RECORDS SHOWN:
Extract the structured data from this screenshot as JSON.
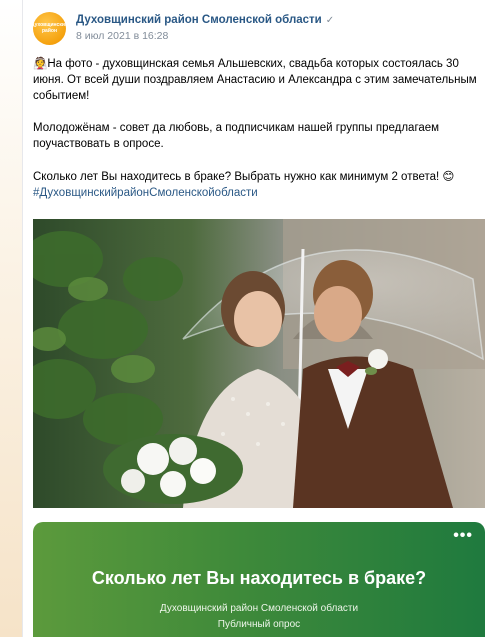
{
  "post": {
    "group_name": "Духовщинский район Смоленской области",
    "date": "8 июл 2021 в 16:28",
    "avatar_text": "Духовщинский район",
    "text": {
      "line1_emoji": "👰",
      "line1": "На фото - духовщинская семья Альшевских, свадьба которых состоялась 30 июня. От всей души поздравляем Анастасию и Александра с этим замечательным событием!",
      "line2": "Молодожёнам - совет да любовь, а подписчикам нашей группы предлагаем поучаствовать в опросе.",
      "line3": "Сколько лет Вы находитесь в браке? Выбрать нужно как минимум 2 ответа!",
      "line3_emoji": "😊",
      "hashtag": "#ДуховщинскийрайонСмоленскойобласти"
    }
  },
  "poll": {
    "more_label": "•••",
    "question": "Сколько лет Вы находитесь в браке?",
    "owner": "Духовщинский район Смоленской области",
    "type": "Публичный опрос"
  },
  "colors": {
    "link": "#2a5885",
    "meta": "#818c99",
    "poll_gradient_start": "#5c9a3c",
    "poll_gradient_end": "#1f7a3e"
  }
}
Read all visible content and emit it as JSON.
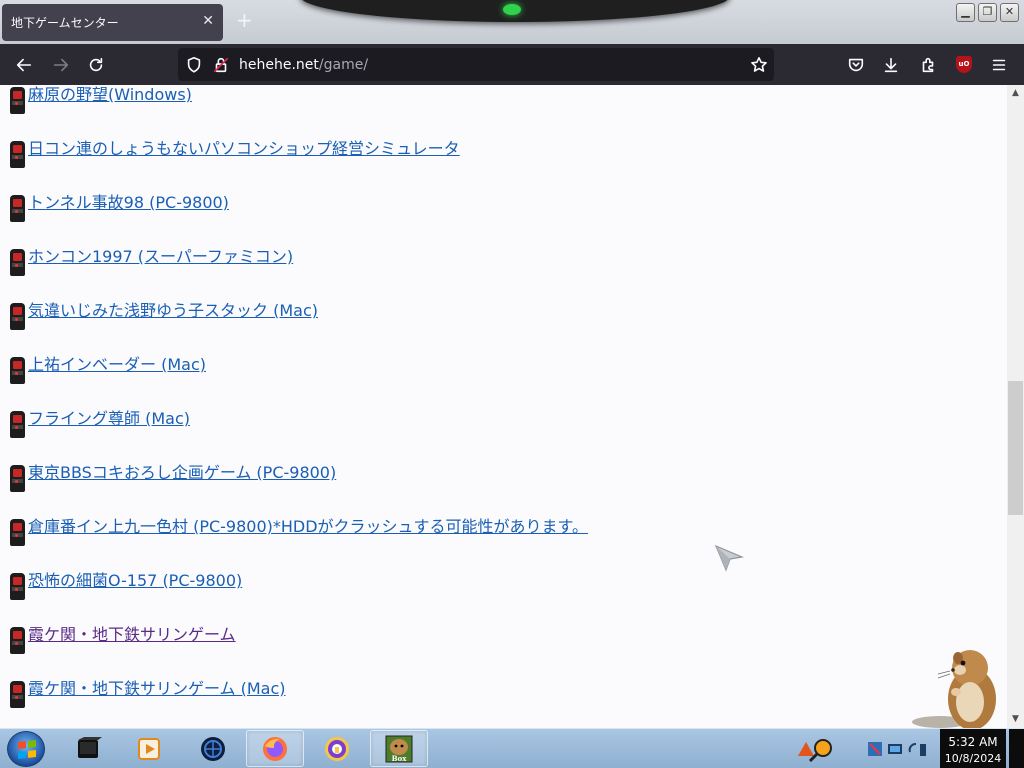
{
  "browser": {
    "tab_title": "地下ゲームセンター",
    "url_host": "hehehe.net",
    "url_path": "/game/"
  },
  "page": {
    "links": [
      {
        "text": "麻原の野望(Windows)",
        "visited": false
      },
      {
        "text": "日コン連のしょうもないパソコンショップ経営シミュレータ",
        "visited": false
      },
      {
        "text": "トンネル事故98 (PC-9800)",
        "visited": false
      },
      {
        "text": "ホンコン1997 (スーパーファミコン)",
        "visited": false
      },
      {
        "text": "気違いじみた浅野ゆう子スタック (Mac)",
        "visited": false
      },
      {
        "text": "上祐インベーダー (Mac)",
        "visited": false
      },
      {
        "text": "フライング尊師 (Mac)",
        "visited": false
      },
      {
        "text": "東京BBSコキおろし企画ゲーム (PC-9800)",
        "visited": false
      },
      {
        "text": "倉庫番イン上九一色村 (PC-9800)*HDDがクラッシュする可能性があります。",
        "visited": false
      },
      {
        "text": "恐怖の細菌O-157 (PC-9800)",
        "visited": false
      },
      {
        "text": "霞ケ関・地下鉄サリンゲーム",
        "visited": true
      },
      {
        "text": "霞ケ関・地下鉄サリンゲーム (Mac)",
        "visited": false
      }
    ],
    "link_icon": "arcade-cabinet-icon"
  },
  "taskbar": {
    "pinned": [
      {
        "name": "media-center-icon"
      },
      {
        "name": "media-player-icon"
      },
      {
        "name": "browser-globe-icon"
      },
      {
        "name": "firefox-icon",
        "active": true
      },
      {
        "name": "private-browser-icon"
      },
      {
        "name": "hamster-box-icon",
        "active": true
      }
    ],
    "box_label": "Box",
    "clock_time": "5:32 AM",
    "clock_date": "10/8/2024"
  },
  "colors": {
    "link": "#1a5fb4",
    "visited": "#5b2a86",
    "toolbar": "#2b2a33",
    "content_bg": "#fbfbfe"
  }
}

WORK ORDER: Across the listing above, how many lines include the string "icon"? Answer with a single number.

EXPECTED ANSWER: 7